Feb. 7, 1944
Today came Ma’s delightful telegram, which, however, followed a letter from Nance telling of a twelve day leave beginning Feb. 21 — altogether rather confusing, especially when the latter admitted a possibility of our Wac going home via Florida! Any amount of time here for a member of the family would be worthwhile as far as I am concerned, but it would be rushing and squeezing things considerably for Ma to try and get down here and get back to Groton by the 21st. It seems probable that you didn’t get definite word from Nance before wiring. March would almost undoubtedly be warmer than now, when days over 70°F are still scattering, and a good long stay would be just what Ma needs, but a short stay before Nance’s leave could be very nice if it turned out the most practicable. Here’s what may sound like a wild, out-of-the-question suggestion, especially to Pa, but why don’t both of you come down, even bringing Jack, parking the other kids with a cooperative neighbor, and get Nance to spend her leave here? It does sound pretty selfish as far as I’m concerned, but it wouldn’t do any of you three any harm, The big hitch would be in preventing Nance from getting home. Well, anyway, I’ll begin inquiring about hotels, etc., but if Nance’s leave causes a change in plans, I can bear up. Though I do rather expect to go to sea in the near future, within at most several months, I should be able to get home beforehand with any luck, but naturally such couldn’t be counted upon.

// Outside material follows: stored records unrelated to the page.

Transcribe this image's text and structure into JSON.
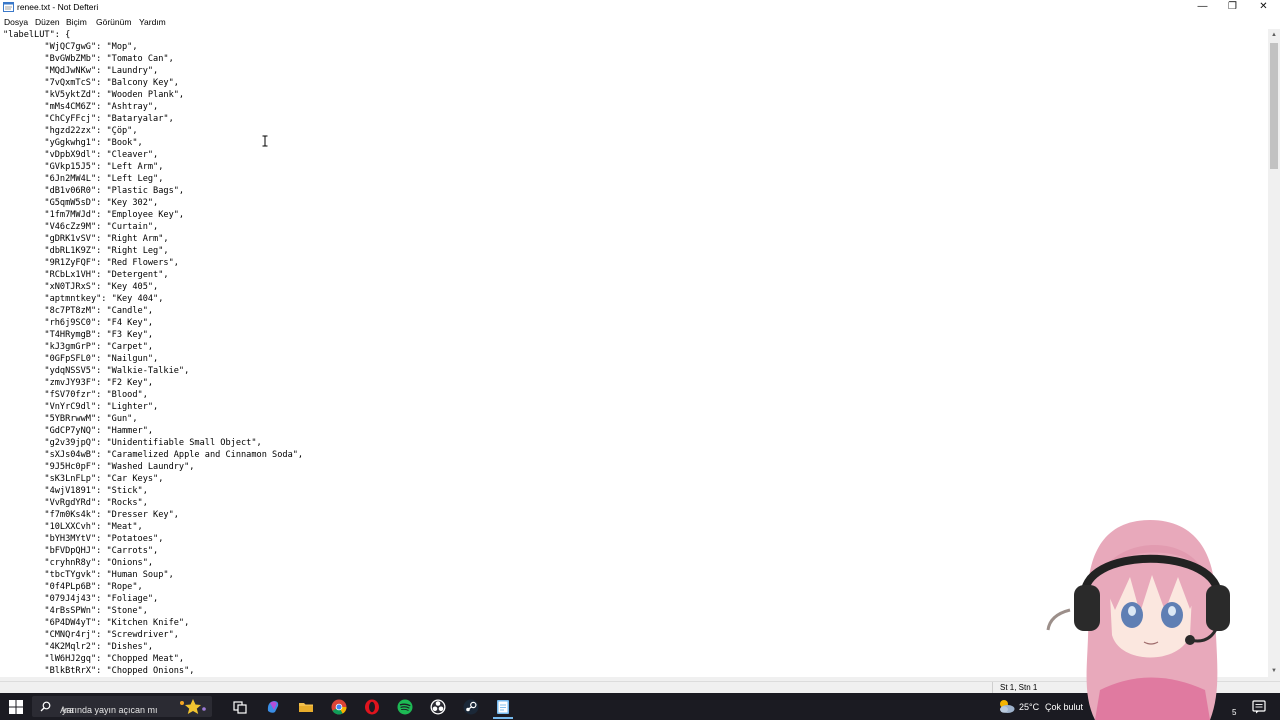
{
  "window": {
    "title": "renee.txt - Not Defteri",
    "controls": {
      "minimize": "—",
      "maximize": "❐",
      "close": "✕"
    }
  },
  "menu": [
    "Dosya",
    "Düzen",
    "Biçim",
    "Görünüm",
    "Yardım"
  ],
  "editor": {
    "lines": [
      "\"labelLUT\": {",
      "        \"WjQC7gwG\": \"Mop\",",
      "        \"BvGWbZMb\": \"Tomato Can\",",
      "        \"MQdJwNKw\": \"Laundry\",",
      "        \"7vQxmTcS\": \"Balcony Key\",",
      "        \"kV5yktZd\": \"Wooden Plank\",",
      "        \"mMs4CM6Z\": \"Ashtray\",",
      "        \"ChCyFFcj\": \"Bataryalar\",",
      "        \"hgzd22zx\": \"Çöp\",",
      "        \"yGgkwhg1\": \"Book\",",
      "        \"vDpbX9dl\": \"Cleaver\",",
      "        \"GVkp15J5\": \"Left Arm\",",
      "        \"6Jn2MW4L\": \"Left Leg\",",
      "        \"dB1v06R0\": \"Plastic Bags\",",
      "        \"G5qmW5sD\": \"Key 302\",",
      "        \"1fm7MWJd\": \"Employee Key\",",
      "        \"V46cZz9M\": \"Curtain\",",
      "        \"gDRK1vSV\": \"Right Arm\",",
      "        \"dbRL1K9Z\": \"Right Leg\",",
      "        \"9R1ZyFQF\": \"Red Flowers\",",
      "        \"RCbLx1VH\": \"Detergent\",",
      "        \"xN0TJRxS\": \"Key 405\",",
      "        \"aptmntkey\": \"Key 404\",",
      "        \"8c7PT8zM\": \"Candle\",",
      "        \"rh6j9SC0\": \"F4 Key\",",
      "        \"T4HRymgB\": \"F3 Key\",",
      "        \"kJ3gmGrP\": \"Carpet\",",
      "        \"0GFpSFL0\": \"Nailgun\",",
      "        \"ydqNSSV5\": \"Walkie-Talkie\",",
      "        \"zmvJY93F\": \"F2 Key\",",
      "        \"fSV70fzr\": \"Blood\",",
      "        \"VnYrC9dl\": \"Lighter\",",
      "        \"5YBRrwwM\": \"Gun\",",
      "        \"GdCP7yNQ\": \"Hammer\",",
      "        \"g2v39jpQ\": \"Unidentifiable Small Object\",",
      "        \"sXJs04wB\": \"Caramelized Apple and Cinnamon Soda\",",
      "        \"9J5Hc0pF\": \"Washed Laundry\",",
      "        \"sK3LnFLp\": \"Car Keys\",",
      "        \"4wjV1891\": \"Stick\",",
      "        \"VvRgdYRd\": \"Rocks\",",
      "        \"f7m0Ks4k\": \"Dresser Key\",",
      "        \"10LXXCvh\": \"Meat\",",
      "        \"bYH3MYtV\": \"Potatoes\",",
      "        \"bFVDpQHJ\": \"Carrots\",",
      "        \"cryhnR8y\": \"Onions\",",
      "        \"tbcTYgvk\": \"Human Soup\",",
      "        \"0f4PLp6B\": \"Rope\",",
      "        \"079J4j43\": \"Foliage\",",
      "        \"4rBsSPWn\": \"Stone\",",
      "        \"6P4DW4yT\": \"Kitchen Knife\",",
      "        \"CMNQr4rj\": \"Screwdriver\",",
      "        \"4K2Mqlr2\": \"Dishes\",",
      "        \"lW6HJ2gq\": \"Chopped Meat\",",
      "        \"BlkBtRrX\": \"Chopped Onions\","
    ]
  },
  "status": {
    "position": "St 1, Stn 1"
  },
  "taskbar": {
    "search_placeholder": "Ara",
    "search_overlay": "yarında yayın açıcan mı",
    "weather_temp": "25°C",
    "weather_desc": "Çok bulut",
    "clock_fragment": "5"
  },
  "colors": {
    "taskbar": "#1b1b22",
    "scroll_thumb": "#c2c2c2",
    "status_bar": "#f0f0f0",
    "spotify": "#1db954",
    "opera": "#e0141e",
    "notepad_blue": "#76b9ed"
  }
}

In respect to my future here’s the latest. I’ve been asked to be part of the nucleus of what is hoped to become an active squadron, and since I was asked by the prospective squadron commander, it was quite an honor. The idea, and excellent one, is to form the squadron here and to do so by having the prospective squadron commander and one assistant (T.R.) train half of the “rank and file,” the prospective executive officers and another assistant the other half, all going to the fleet together, officially organizing, however, at a place like Norfolk or San Diego as usual around a couple of months from now. Since the four experienced, or in the case of the juniors at least somewhat experienced, ones are expecting a call to sea duty soon anyway, the whole scheme is sound, but it does have to be approved by the Bureau and may not go through. It would be swell if it could. The two veterans are fine men.
Too bad about the continued or at least recurring colds, flu, etc., but all the more reason to come for a goodly stay.

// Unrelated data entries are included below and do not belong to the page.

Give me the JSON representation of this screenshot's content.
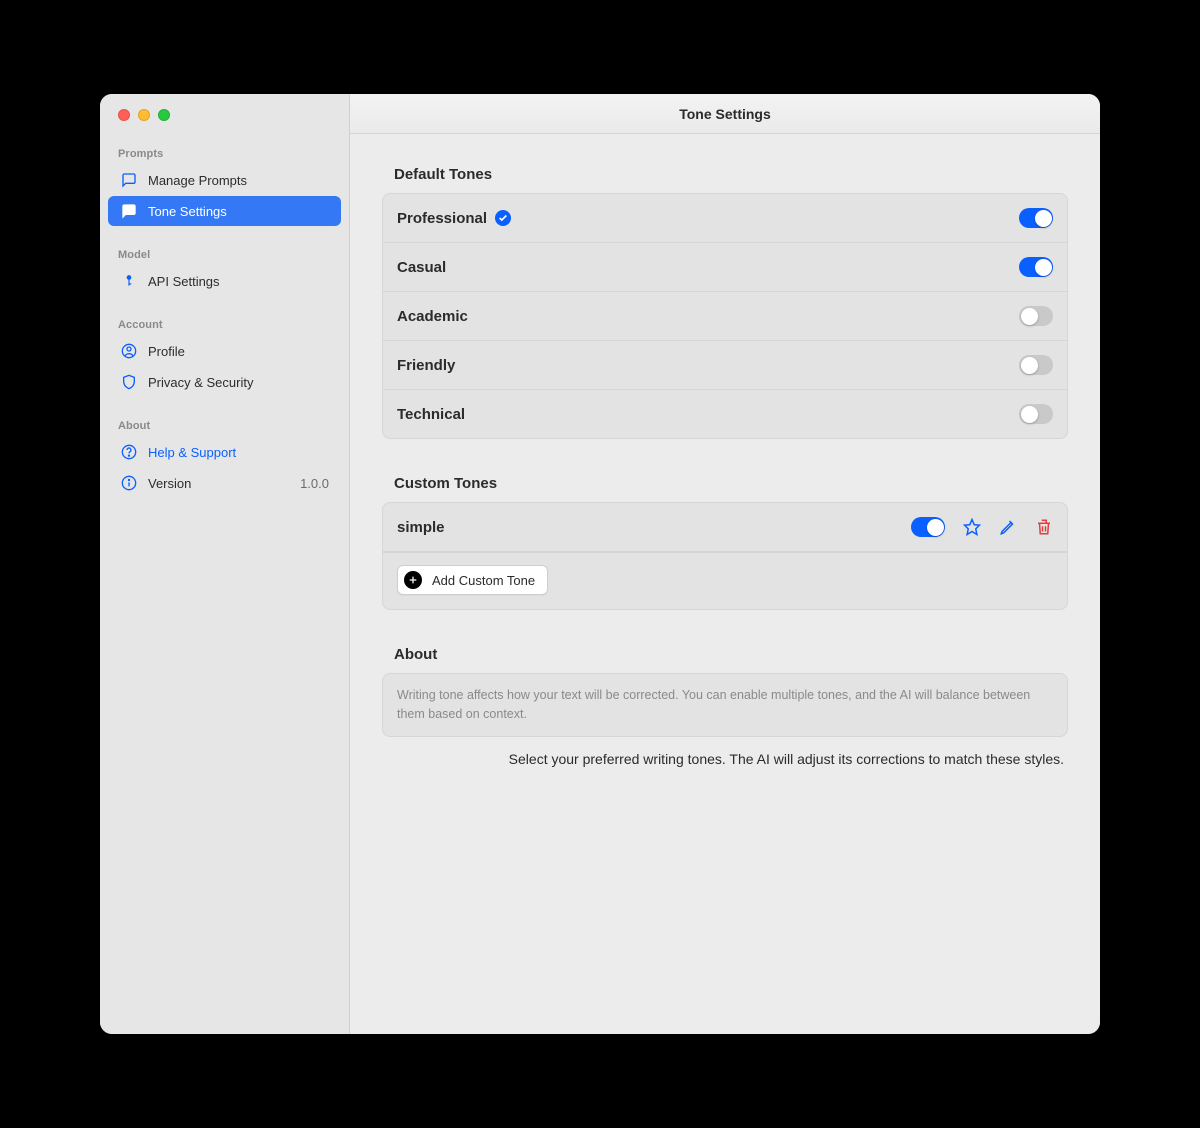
{
  "window": {
    "title": "Tone Settings"
  },
  "sidebar": {
    "sections": [
      {
        "label": "Prompts",
        "items": [
          {
            "label": "Manage Prompts",
            "icon": "chat-icon",
            "selected": false,
            "accent": false
          },
          {
            "label": "Tone Settings",
            "icon": "chat-icon",
            "selected": true,
            "accent": false
          }
        ]
      },
      {
        "label": "Model",
        "items": [
          {
            "label": "API Settings",
            "icon": "key-icon",
            "selected": false,
            "accent": false
          }
        ]
      },
      {
        "label": "Account",
        "items": [
          {
            "label": "Profile",
            "icon": "user-circle-icon",
            "selected": false,
            "accent": false
          },
          {
            "label": "Privacy & Security",
            "icon": "shield-icon",
            "selected": false,
            "accent": false
          }
        ]
      },
      {
        "label": "About",
        "items": [
          {
            "label": "Help & Support",
            "icon": "question-circle-icon",
            "selected": false,
            "accent": true
          },
          {
            "label": "Version",
            "icon": "info-circle-icon",
            "selected": false,
            "accent": false,
            "trailing": "1.0.0"
          }
        ]
      }
    ]
  },
  "default_tones": {
    "title": "Default Tones",
    "items": [
      {
        "name": "Professional",
        "enabled": true,
        "default_badge": true
      },
      {
        "name": "Casual",
        "enabled": true,
        "default_badge": false
      },
      {
        "name": "Academic",
        "enabled": false,
        "default_badge": false
      },
      {
        "name": "Friendly",
        "enabled": false,
        "default_badge": false
      },
      {
        "name": "Technical",
        "enabled": false,
        "default_badge": false
      }
    ]
  },
  "custom_tones": {
    "title": "Custom Tones",
    "items": [
      {
        "name": "simple",
        "enabled": true,
        "favorite": false
      }
    ],
    "add_label": "Add Custom Tone"
  },
  "about": {
    "title": "About",
    "body": "Writing tone affects how your text will be corrected. You can enable multiple tones, and the AI will balance between them based on context.",
    "footer": "Select your preferred writing tones. The AI will adjust its corrections to match these styles."
  }
}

I’m glad the various citrus fruits were appreciated. The “sour” jobs are or were tangelos, crosses between grapefruit and tangerines, the big tangerines really crosses with regular oranges. I forget what they’re called. The regular oranges are the variety known as pineapples. Yes, I remember the tangerines at Saint Estello.
On my last day off I went on the first goodly bicycle trip in months, down to the inlet and back, almost if not quite thirty miles, so you see that already I’m beginning to get in shape again. It was also the first time in ages for a chance to pick up shells, and I found one particularly desirable specimen, a helmet tun shell, which is usually found in pieces.

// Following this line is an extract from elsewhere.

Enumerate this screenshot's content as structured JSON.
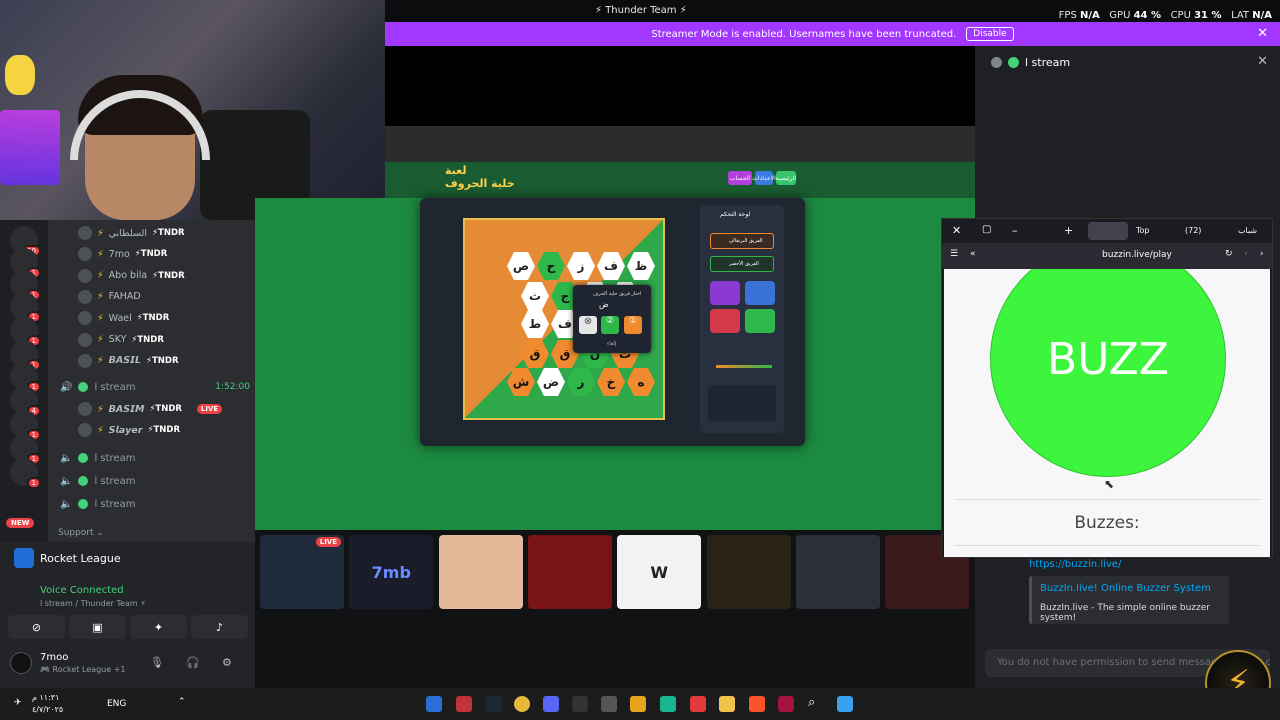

Today, another day off, I biked up to Ormond to meet Prof. Oakes Ames, whose wife promptly invited me to dinner next Friday. I shall probably borrow Russ Keller’s car, which he just drove down from Mass., but which he’s practically offered to share - a rare offer by a prince of a guy.